(Sec. 7) The VA may not place an employee on administrative leave or any other type of paid non-duty status for more than a total of 14 days during any 365-day period. The VA may waive this prohibition if it gives Congress a detailed explanation of the reasons the employee was placed on such leave or status and the reasons for extending that placement.
(Sec. 8) Congressional testimony by a VA employee in his or her official capacity shall be considered official duty, and the VA shall provide any such employee with travel expenses, including per diem in lieu of subsistence, during the period when the employee is so testifying.
(Sec. 9) The Veterans Access, Choice, and Accountability Act of 2014 is amended to reduce to $300 million the aggregate amount of awards and bonuses that may be paid by the VA in each of FY2015-FY2018.
(Sec. 10) The Government Accountability Office shall study the amount of time spent by VA employees carrying out labor organizing activities and the amount of VA space used for such activities.

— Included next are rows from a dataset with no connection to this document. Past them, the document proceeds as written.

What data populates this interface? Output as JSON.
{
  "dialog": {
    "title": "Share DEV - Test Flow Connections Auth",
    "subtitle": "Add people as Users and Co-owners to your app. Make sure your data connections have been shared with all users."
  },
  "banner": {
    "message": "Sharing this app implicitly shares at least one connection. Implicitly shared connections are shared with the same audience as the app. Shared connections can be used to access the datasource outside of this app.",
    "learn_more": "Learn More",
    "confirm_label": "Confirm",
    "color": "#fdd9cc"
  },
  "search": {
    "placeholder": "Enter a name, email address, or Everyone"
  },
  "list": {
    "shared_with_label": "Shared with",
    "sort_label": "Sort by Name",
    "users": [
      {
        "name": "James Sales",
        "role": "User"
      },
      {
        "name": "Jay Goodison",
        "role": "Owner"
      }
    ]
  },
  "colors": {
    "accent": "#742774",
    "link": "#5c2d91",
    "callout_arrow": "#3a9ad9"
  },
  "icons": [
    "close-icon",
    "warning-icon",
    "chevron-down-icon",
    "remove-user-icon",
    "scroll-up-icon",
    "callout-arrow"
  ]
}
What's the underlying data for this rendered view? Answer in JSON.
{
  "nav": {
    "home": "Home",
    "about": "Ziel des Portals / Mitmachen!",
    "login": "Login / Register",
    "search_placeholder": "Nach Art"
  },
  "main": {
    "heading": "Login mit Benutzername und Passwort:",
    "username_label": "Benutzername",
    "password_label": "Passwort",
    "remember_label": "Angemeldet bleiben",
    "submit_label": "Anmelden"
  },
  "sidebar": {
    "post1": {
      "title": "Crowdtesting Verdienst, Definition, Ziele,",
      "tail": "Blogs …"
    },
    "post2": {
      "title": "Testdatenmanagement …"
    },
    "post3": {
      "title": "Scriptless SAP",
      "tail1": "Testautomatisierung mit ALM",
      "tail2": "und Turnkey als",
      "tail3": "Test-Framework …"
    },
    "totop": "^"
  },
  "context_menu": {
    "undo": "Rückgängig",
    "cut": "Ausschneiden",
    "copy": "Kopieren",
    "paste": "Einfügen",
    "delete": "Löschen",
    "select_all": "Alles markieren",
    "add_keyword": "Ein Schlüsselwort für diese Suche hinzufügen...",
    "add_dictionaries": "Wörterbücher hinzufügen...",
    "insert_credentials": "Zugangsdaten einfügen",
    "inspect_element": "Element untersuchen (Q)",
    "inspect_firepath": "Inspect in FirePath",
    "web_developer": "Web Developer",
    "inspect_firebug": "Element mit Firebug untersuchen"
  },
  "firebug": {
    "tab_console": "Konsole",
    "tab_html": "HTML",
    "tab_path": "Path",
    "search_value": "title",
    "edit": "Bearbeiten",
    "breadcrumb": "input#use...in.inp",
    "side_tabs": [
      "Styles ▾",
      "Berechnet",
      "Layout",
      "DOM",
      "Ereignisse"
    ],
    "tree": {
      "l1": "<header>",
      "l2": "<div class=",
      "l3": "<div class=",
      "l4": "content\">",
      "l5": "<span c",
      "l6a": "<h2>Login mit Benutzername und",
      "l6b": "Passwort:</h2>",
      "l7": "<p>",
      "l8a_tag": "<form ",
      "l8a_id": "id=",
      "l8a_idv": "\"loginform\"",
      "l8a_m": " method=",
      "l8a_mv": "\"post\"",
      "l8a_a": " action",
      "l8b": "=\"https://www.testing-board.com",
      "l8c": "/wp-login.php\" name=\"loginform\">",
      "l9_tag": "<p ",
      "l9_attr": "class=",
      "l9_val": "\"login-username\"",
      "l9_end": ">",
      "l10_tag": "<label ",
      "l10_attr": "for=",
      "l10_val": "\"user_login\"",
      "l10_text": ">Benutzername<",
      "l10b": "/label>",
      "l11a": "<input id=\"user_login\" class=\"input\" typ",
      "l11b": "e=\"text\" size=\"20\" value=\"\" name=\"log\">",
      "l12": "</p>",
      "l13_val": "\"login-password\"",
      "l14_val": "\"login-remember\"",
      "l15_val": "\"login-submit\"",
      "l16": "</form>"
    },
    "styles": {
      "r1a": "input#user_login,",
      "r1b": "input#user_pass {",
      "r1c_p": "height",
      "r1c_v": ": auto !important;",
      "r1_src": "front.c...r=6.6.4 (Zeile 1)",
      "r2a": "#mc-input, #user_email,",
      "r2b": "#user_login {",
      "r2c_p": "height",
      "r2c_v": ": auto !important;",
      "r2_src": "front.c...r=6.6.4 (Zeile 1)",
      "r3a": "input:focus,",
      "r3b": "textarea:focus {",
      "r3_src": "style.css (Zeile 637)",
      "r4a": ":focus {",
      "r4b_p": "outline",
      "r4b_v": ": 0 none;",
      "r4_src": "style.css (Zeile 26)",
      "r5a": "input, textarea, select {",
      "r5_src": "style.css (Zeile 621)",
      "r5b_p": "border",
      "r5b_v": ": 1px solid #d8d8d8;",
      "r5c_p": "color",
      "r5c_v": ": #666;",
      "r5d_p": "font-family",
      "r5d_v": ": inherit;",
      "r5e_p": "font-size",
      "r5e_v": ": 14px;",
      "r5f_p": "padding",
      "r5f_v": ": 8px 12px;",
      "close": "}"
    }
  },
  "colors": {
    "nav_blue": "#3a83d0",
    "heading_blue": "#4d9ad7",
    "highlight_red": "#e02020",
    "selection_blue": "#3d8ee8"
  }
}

(Sec. 11) The VA Inspector General shall submit to the VA and to Congress any report that recommends actions to address an issue with respect to public health or safety relating to misconduct by a VA employee.
Such a report shall include: (1) an explanation of any VA-recommended changes to the report during the period in which the Inspector General was preparing the report, and (2) the names of each responsible manager (which the Inspector General shall not make public).
The VA: (1) shall notify each responsible manager within seven days and provide such person with appropriate counseling and a mitigation plan to resolve the issue, and (2) may not pay any bonus or award to such manager if an issue is unresolved.